In this video, Rob outlines all the ways Facebook *could* rig an election. Among them: manipulating the newsfeed algorithm, blacklisting stories in their trending news section, and selectively deploying the “I Voted” module:Though Facebook says it won’t use that power, the company last week drew criticism over the way it has curated its “Trending” module. Here’s Rob with details:
In at least one non-negligible way, Facebook joined journalism’s dirty ranks [last] week, as the company found itself accused of having a liberal bias. And perhaps it really does. A series of Gizmodo reports have raised new information about how the company’s “Trending” module works. “Trending” is the list of popular headlines that appears in the top right of Facebook.com; it also appears under the search bar in its ubiquitous mobile app. While many users believed that this module was compiled algorithmically, Gizmodo (and now The Guardian) have revealed that humans, working on contract for the company, guide its creation every step of the way. What’s more, these workers (often Ivy-educated twenty-somethings) “routinely suppressed conservative news,” according to the allegations of one former employee who talked to Gizmodo.
In an attempt to appease concerns over partisan bias, Mark Zuckerberg invited a bunch of conservative media figures to Facebook HQ this week. One of them was Glenn Beck, who took to Medium yesterday to describe “what disturbed me about the Facebook meeting.” His most highlighted quote:
It was like affirmative action for conservatives. When did conservatives start demanding quotas AND diversity training AND less people from Ivy League Colleges.
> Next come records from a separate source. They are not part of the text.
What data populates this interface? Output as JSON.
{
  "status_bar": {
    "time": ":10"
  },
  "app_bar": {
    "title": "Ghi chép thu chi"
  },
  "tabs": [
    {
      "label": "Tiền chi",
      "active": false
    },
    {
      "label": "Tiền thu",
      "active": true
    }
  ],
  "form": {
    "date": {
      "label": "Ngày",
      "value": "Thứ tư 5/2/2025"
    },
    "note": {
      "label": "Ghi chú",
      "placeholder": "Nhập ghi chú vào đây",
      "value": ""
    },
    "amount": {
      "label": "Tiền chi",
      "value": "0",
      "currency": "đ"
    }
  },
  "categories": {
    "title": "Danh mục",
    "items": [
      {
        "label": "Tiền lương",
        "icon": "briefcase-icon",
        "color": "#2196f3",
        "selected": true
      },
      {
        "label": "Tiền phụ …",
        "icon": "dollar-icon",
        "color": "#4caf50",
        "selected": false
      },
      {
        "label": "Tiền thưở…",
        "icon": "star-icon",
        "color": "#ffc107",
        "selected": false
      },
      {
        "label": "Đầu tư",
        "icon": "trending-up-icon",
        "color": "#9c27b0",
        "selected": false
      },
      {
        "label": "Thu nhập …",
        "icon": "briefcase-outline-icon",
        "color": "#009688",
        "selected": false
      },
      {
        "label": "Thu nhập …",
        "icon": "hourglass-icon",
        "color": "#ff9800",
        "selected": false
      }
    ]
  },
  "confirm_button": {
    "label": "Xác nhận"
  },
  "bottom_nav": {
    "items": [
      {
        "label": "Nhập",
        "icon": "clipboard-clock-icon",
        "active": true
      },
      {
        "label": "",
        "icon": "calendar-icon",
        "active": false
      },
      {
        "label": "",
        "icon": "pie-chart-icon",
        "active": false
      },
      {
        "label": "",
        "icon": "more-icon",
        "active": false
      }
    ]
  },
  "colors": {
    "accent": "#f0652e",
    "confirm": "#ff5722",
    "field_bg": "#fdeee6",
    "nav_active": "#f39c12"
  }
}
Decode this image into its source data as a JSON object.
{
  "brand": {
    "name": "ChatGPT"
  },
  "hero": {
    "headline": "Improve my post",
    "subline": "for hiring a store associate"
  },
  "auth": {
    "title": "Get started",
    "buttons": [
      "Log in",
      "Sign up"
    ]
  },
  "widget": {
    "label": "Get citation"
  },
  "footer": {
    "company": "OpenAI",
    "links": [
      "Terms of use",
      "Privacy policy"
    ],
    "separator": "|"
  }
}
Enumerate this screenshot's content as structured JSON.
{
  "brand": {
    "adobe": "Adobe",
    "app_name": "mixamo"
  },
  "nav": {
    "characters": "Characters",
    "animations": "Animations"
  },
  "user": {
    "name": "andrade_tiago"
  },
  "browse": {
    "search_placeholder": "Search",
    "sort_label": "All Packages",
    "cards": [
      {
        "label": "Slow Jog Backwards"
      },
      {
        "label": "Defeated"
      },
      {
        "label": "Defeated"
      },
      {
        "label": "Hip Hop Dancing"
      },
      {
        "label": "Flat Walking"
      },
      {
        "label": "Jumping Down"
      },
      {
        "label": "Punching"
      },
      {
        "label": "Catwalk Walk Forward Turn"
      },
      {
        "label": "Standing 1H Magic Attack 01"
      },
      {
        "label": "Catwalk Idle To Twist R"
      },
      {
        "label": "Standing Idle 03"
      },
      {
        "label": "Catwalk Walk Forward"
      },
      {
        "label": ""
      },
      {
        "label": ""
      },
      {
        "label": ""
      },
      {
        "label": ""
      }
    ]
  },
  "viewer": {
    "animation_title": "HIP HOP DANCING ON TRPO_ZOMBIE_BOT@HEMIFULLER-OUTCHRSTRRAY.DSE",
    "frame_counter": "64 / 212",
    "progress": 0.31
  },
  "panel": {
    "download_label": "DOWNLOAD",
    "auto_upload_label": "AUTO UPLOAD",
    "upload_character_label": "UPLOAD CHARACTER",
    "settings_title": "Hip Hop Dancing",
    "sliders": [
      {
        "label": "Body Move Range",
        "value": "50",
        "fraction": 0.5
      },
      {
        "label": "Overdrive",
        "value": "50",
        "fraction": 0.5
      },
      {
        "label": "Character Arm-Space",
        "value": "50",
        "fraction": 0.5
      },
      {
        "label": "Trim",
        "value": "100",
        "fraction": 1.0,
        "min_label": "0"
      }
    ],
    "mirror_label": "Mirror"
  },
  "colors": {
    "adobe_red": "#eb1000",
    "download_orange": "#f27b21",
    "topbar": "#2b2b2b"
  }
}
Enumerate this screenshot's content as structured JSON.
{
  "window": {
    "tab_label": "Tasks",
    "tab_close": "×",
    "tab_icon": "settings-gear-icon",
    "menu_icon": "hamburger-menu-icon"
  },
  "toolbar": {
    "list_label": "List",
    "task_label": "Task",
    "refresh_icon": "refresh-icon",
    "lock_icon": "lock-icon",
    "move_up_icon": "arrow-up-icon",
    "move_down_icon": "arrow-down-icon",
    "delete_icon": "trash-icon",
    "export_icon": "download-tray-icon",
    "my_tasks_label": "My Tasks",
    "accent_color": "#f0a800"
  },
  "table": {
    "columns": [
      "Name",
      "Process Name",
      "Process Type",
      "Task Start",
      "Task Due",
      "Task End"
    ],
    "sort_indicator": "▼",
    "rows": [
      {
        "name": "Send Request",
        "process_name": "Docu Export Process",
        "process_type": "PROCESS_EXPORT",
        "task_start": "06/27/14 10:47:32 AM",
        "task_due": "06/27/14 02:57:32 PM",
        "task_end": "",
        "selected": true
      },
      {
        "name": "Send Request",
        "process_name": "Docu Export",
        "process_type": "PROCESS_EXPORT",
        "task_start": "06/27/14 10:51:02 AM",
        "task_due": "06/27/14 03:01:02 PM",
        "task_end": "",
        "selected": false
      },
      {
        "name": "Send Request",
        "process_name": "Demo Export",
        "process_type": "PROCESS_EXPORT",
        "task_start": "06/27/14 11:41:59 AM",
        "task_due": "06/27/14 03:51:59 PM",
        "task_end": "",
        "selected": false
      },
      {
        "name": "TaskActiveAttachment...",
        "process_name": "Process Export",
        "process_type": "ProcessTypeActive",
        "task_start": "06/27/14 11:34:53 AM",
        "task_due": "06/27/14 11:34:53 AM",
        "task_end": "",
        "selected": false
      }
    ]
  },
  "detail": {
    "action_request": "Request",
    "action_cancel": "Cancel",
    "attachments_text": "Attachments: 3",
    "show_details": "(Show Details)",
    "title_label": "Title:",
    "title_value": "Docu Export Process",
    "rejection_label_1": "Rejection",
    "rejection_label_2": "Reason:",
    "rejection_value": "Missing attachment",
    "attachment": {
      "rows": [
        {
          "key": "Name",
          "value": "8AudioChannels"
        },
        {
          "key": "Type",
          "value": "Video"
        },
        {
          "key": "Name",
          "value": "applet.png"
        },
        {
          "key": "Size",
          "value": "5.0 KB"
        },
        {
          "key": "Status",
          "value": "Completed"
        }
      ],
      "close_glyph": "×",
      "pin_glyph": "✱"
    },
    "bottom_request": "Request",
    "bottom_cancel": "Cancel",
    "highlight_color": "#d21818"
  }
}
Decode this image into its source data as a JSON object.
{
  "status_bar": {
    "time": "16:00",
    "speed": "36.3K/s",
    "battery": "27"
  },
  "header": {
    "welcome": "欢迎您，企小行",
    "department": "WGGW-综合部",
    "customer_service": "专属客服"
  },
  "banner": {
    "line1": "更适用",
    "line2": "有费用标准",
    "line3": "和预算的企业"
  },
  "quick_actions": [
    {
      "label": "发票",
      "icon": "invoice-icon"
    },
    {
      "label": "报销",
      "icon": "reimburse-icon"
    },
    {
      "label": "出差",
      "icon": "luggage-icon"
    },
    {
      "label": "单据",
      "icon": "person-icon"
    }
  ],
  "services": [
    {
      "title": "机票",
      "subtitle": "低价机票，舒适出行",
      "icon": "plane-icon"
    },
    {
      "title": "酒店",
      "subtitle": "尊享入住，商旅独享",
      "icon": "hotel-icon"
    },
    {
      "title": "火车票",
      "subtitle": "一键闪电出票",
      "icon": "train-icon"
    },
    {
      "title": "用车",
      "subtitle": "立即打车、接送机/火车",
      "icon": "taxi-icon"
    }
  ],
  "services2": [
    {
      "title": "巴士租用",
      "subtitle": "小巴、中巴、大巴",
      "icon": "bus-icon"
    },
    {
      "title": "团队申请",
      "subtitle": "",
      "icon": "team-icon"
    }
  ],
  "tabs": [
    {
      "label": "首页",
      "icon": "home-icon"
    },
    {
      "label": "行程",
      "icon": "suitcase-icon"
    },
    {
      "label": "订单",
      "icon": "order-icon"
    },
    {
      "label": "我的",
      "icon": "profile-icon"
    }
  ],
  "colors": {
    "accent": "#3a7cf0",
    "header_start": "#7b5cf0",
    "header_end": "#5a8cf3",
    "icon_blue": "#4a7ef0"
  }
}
I sat there, looking around the room at ‘our side’ wondering, ‘Who are we?’ Who am I?
An Atlantic reader thinks that Facebook pushing any political preference would be bad for business:
Facebook doesn’t need to be fair any more than Fox News or MSNBC or HuffPo or anyone else who has a clear political slant. But if they're not trying to be fair, then they’re subject to the same ridicule and declining status that those other outlets have faced, and over time, they whittle their audience down to a concentrated niche. It’s in Facebook's commercial interests not to exclusively buy into a political point of view.
This reader, on the other hand, doesn’t think a clear political slant would necessarily hurt the company’s bottom line:
Facebook sells advertising—that is their core business. So if their algorithm found that favoring left-wing politics is better for advertising dollars, that is what they are going to do. If it helps their advertising revenues to claim the moon is made of cheese, they will do so as well. Rest assured they have done the data analysis and asked this question. That is all there is to it.
But, as this next reader suggests, would a trending module by any other name smell as sweet?
Facebook should stop suggesting that its “trending” news is news that is actually, you know, trending. It should select a more accurate title. Something like “Much Glorious And Inspirational News Selected by Ministry of Information and Personally Approved By Facebook Commissars.”
Thoughts on whether Facebook should stay politically neutral? Let us know.